An absolutely awesome, must-read, truly comprehensive guide by Jeff Bach, describing the process for checking what your eBook files look like on multiple devices and giving some valuable hints to avoiding common pitfalls.
The Key Book Publishing Paths v2.0
Jane Friedman updates her excellent infographic explaining traditional, community and self-publishing paths for authors to follow. An invaluable resource to print out and stick on your work desk, it includes useful tools, services and resources.
Comprehensive review of Smashwords by Mick Rooney. A must read for all authors looking to self-publish .
Publishing paths: it pays to think outside the box
Michael J. Sullivan has a great guest post at the BookwormBlues blog about the various paths he has followed in his publishing career: small press, self-publishing and traditional publishing, as well as audiobooks, and he details the main pros and cons of each. Authors need to “take control and think outside the box” and pick the path that best suits them.
Do book retailers need to set up a ghetto for self-published works?
In the wake of the recent moral panic surrounding the “questionable” content of some self-published works, Michael Kozlowski of Goodereader argues that the leading e-tailers should set up dedicated self-publishing sections.
The “solution” is perhaps not as simple as all that. The book publishing industry is going through a major upheaval (some call it evolution; others evolution), but ultimately book e-tailers are dependent on being able to offer and sell what people are looking for, and this is not going to be accomplished by hiding a significant proportion of their potential revenue in the digital equivalent of a dark and dusty corner.
Female readers drive 59% increase in self-published titles
According to Bowker, 71% of self-published books in the past 12 months were bought by women, with romance titles the most popular category, followed by literary fiction.
More than 80% of last year’s self-published ISBNs came through just eight self-publishing houses. Amazon’s CreateSpace had the biggest year-on-year increase, followed by Smashwords, Lulu and, in fourth place, the Random House imprint Author Solutions.

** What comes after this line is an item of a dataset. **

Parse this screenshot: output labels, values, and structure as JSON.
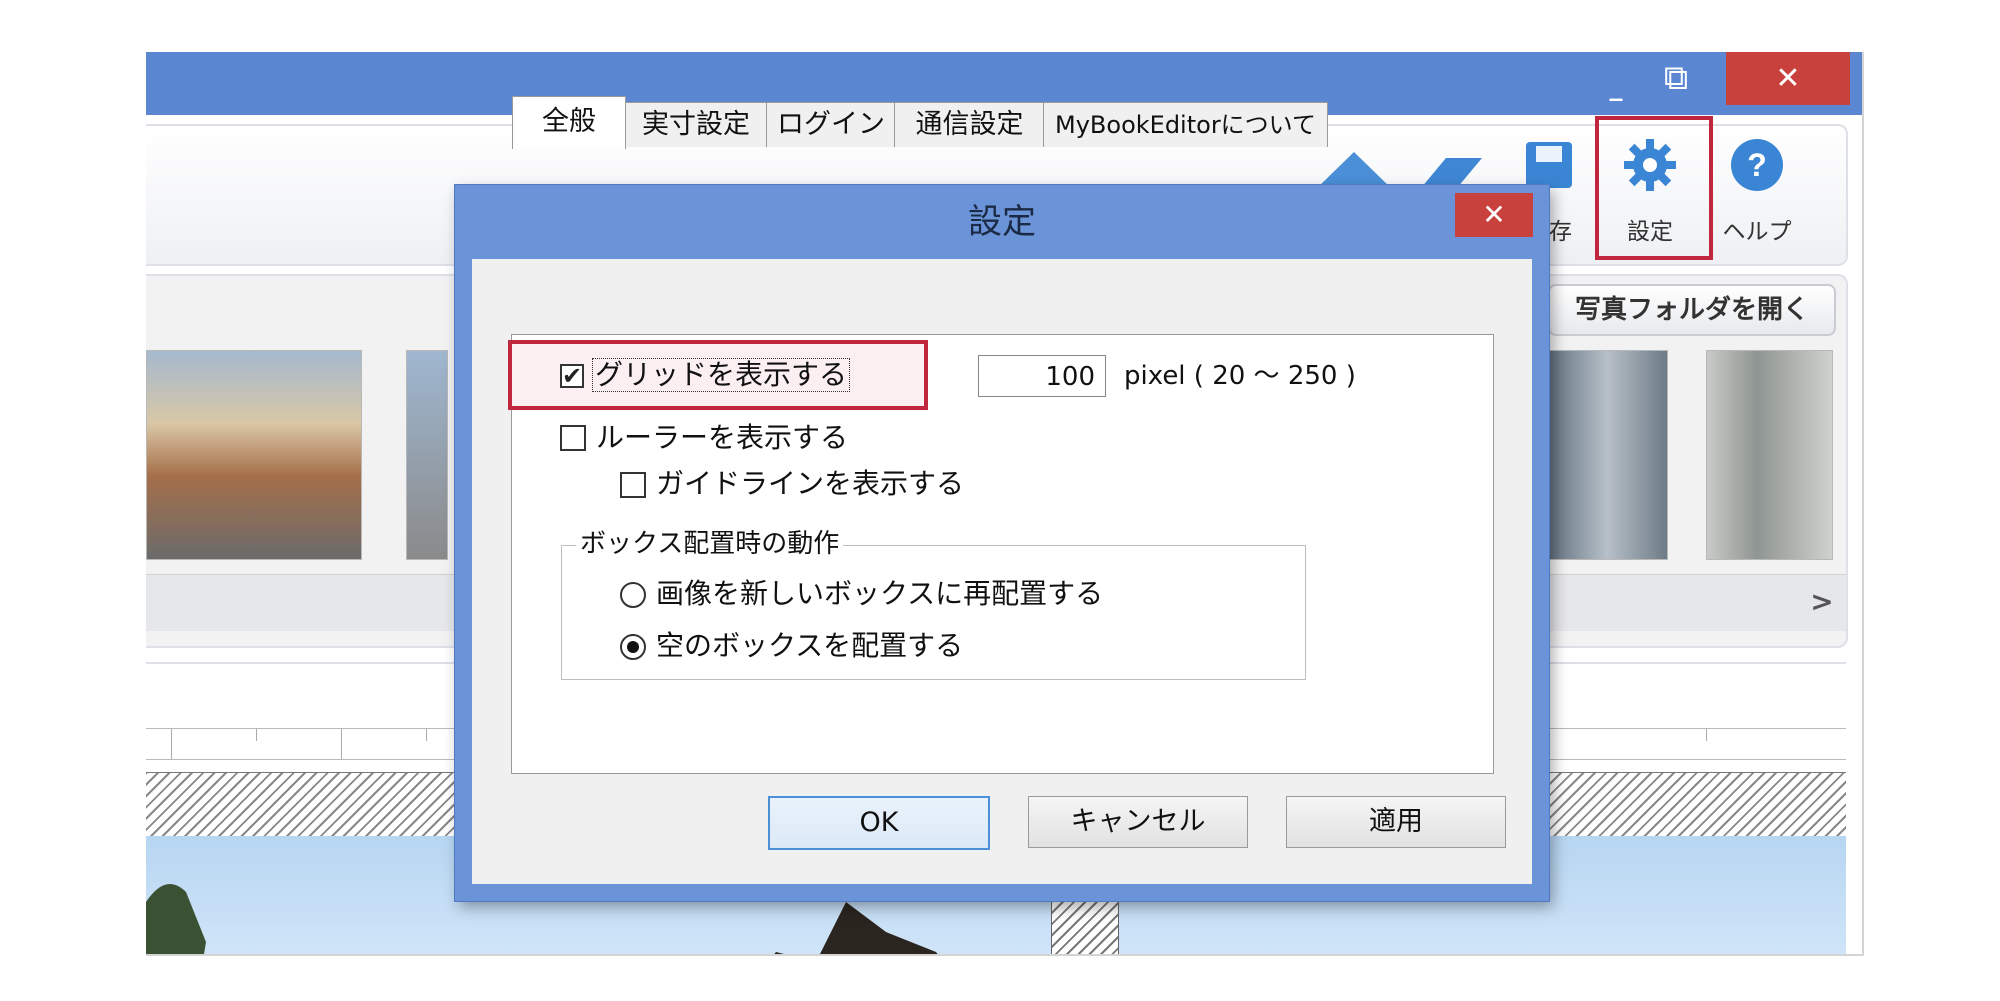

These figures refer to self-published books with an ISBN, so are likely to be an under-estimate of the overall DIY market.